## Problem statement
For these records, count the lines containing the word "Opravit" and respond with the number alone.

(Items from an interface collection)
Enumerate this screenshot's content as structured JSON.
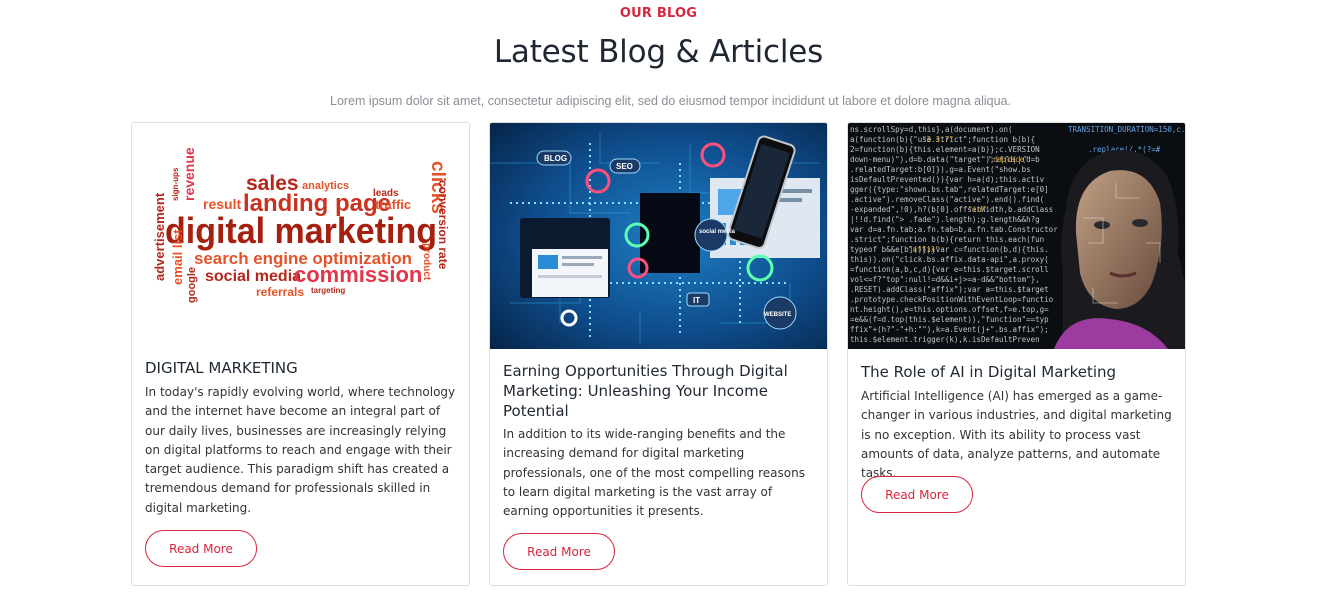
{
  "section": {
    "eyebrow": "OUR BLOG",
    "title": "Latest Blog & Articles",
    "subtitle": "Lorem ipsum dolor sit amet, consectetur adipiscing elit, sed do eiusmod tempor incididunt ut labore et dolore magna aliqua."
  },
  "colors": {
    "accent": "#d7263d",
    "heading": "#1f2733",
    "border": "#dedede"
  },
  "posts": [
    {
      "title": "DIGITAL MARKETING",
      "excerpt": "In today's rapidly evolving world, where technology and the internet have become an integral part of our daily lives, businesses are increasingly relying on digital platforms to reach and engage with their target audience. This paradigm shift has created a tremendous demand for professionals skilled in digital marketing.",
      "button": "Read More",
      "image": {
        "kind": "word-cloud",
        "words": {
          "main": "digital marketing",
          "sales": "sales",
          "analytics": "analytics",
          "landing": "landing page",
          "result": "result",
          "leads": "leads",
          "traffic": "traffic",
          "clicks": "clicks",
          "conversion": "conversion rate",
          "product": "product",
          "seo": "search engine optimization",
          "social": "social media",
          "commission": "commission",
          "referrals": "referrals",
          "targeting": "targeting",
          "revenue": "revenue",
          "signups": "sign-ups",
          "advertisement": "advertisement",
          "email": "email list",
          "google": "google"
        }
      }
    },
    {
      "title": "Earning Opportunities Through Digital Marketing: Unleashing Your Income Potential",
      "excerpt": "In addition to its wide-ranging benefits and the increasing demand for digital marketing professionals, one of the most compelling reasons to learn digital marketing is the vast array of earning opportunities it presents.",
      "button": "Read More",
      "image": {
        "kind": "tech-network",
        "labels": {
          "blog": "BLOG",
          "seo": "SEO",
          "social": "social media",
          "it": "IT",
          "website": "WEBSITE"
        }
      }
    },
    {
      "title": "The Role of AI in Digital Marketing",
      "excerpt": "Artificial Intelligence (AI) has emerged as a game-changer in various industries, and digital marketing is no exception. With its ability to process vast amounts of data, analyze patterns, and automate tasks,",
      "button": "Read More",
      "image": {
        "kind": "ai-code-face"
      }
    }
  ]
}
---
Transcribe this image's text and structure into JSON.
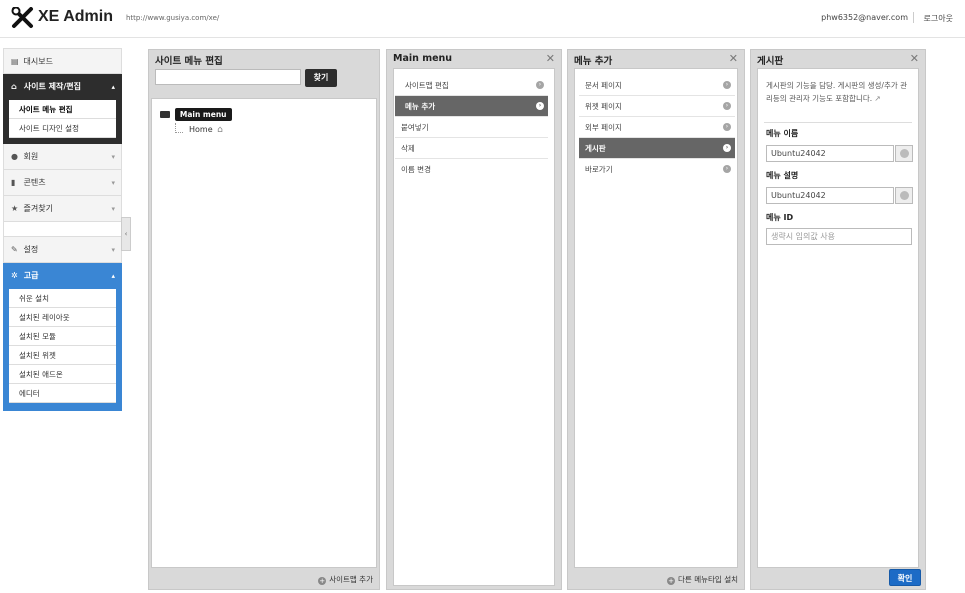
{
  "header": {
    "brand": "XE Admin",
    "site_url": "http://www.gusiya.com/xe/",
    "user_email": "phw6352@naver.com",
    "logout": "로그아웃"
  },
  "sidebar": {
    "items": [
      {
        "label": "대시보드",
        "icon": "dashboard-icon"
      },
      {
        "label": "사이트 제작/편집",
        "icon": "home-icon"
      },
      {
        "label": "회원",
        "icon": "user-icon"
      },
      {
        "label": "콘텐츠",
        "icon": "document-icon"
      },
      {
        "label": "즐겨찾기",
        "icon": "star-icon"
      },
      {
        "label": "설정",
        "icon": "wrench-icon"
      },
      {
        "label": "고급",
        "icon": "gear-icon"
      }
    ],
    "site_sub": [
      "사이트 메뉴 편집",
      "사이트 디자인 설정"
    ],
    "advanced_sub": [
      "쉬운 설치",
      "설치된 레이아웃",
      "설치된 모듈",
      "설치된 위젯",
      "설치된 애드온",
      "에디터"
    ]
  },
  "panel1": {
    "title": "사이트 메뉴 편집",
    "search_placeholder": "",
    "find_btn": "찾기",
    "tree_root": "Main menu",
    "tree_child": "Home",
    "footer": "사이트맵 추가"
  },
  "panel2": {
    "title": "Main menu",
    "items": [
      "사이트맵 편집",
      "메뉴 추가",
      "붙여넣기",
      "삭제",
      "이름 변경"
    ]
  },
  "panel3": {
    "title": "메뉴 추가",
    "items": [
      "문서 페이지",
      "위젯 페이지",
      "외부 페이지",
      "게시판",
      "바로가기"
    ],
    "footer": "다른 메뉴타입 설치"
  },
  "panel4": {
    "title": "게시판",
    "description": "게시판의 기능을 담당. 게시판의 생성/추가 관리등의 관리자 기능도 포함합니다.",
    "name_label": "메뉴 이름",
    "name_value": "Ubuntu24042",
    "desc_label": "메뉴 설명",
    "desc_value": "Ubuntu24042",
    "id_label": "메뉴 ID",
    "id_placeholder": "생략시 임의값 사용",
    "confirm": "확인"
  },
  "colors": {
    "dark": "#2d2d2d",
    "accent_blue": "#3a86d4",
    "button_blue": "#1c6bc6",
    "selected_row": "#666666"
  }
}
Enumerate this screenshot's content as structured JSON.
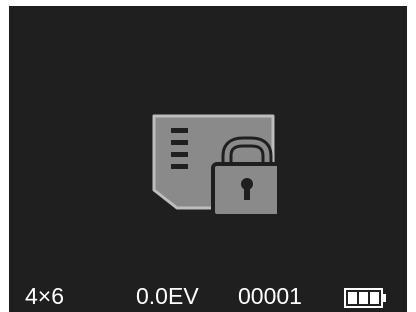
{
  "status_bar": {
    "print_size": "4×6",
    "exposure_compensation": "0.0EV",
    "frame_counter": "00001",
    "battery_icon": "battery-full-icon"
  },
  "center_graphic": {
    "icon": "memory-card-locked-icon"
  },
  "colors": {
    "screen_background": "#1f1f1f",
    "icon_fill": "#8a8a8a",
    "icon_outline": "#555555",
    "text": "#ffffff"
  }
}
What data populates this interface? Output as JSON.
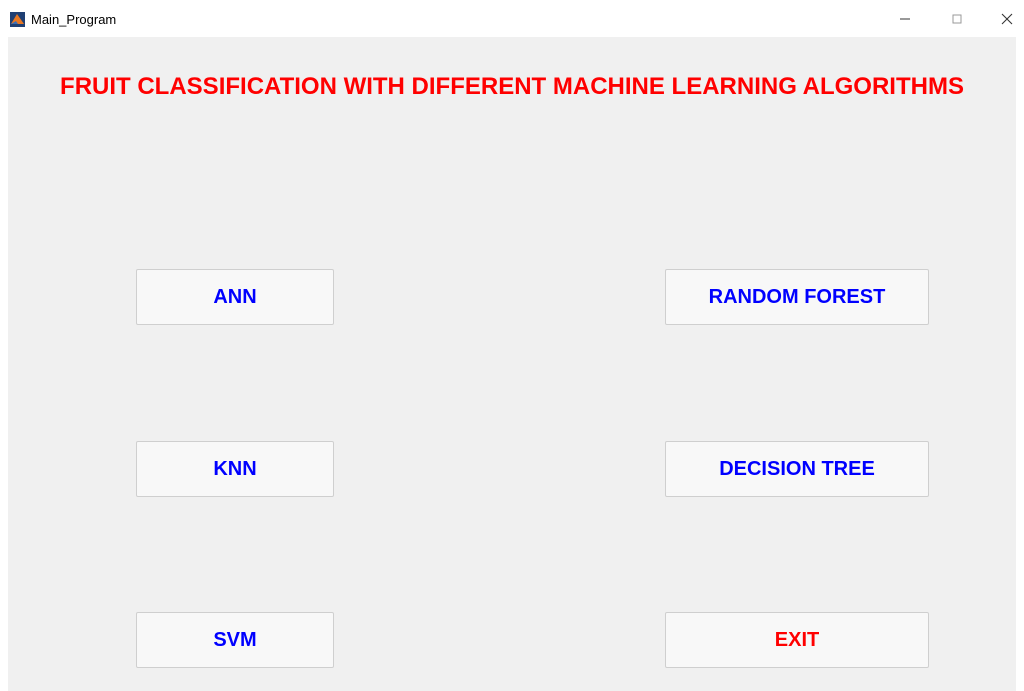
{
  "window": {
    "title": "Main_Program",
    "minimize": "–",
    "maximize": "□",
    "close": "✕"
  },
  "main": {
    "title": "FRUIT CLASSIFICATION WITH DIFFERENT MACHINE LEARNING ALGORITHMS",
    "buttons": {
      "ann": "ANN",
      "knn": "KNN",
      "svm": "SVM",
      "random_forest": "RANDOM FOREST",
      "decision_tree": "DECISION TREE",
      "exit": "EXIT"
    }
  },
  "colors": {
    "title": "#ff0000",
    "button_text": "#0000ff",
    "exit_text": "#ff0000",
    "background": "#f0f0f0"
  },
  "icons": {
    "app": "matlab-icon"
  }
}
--
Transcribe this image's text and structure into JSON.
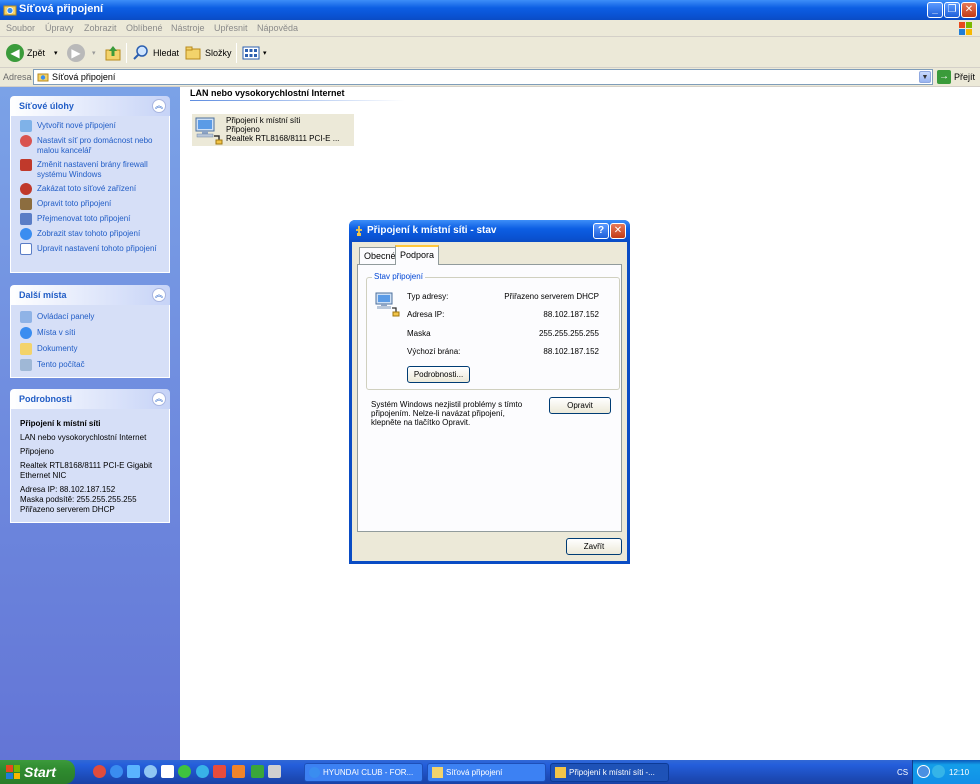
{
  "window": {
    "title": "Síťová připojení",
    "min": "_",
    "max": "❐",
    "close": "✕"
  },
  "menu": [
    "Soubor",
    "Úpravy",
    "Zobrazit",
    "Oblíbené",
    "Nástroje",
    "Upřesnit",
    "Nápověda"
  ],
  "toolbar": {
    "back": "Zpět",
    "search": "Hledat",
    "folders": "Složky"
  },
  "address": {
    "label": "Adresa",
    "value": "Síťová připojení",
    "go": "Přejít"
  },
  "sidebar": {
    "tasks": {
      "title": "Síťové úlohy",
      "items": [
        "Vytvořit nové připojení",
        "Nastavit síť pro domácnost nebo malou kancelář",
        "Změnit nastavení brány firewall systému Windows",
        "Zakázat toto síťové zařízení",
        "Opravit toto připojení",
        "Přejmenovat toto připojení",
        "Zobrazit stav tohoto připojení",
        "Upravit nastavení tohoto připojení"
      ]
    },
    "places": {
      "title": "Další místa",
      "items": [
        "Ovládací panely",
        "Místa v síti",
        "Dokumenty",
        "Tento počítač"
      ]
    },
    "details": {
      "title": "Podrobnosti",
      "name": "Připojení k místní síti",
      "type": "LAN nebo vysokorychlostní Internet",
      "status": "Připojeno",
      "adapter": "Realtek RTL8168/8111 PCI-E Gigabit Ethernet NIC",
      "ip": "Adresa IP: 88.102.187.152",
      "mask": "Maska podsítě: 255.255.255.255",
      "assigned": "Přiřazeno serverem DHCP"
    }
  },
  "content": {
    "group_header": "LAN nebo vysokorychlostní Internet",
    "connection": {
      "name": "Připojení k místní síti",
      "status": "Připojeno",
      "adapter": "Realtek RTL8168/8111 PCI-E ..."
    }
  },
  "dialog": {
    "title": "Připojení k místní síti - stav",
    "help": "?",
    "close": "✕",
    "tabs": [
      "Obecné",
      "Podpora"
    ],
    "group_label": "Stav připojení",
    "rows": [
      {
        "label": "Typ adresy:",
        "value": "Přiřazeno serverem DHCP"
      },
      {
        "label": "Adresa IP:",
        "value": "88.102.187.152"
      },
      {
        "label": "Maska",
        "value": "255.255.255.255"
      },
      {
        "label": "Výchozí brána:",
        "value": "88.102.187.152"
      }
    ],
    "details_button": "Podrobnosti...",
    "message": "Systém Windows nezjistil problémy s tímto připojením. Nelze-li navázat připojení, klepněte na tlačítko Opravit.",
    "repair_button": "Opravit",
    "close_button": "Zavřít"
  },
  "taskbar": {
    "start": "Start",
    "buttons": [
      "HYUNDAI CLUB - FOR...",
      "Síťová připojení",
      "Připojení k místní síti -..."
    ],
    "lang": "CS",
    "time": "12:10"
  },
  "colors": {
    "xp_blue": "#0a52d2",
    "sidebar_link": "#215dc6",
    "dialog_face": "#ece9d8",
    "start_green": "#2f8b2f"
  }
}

## Response area
3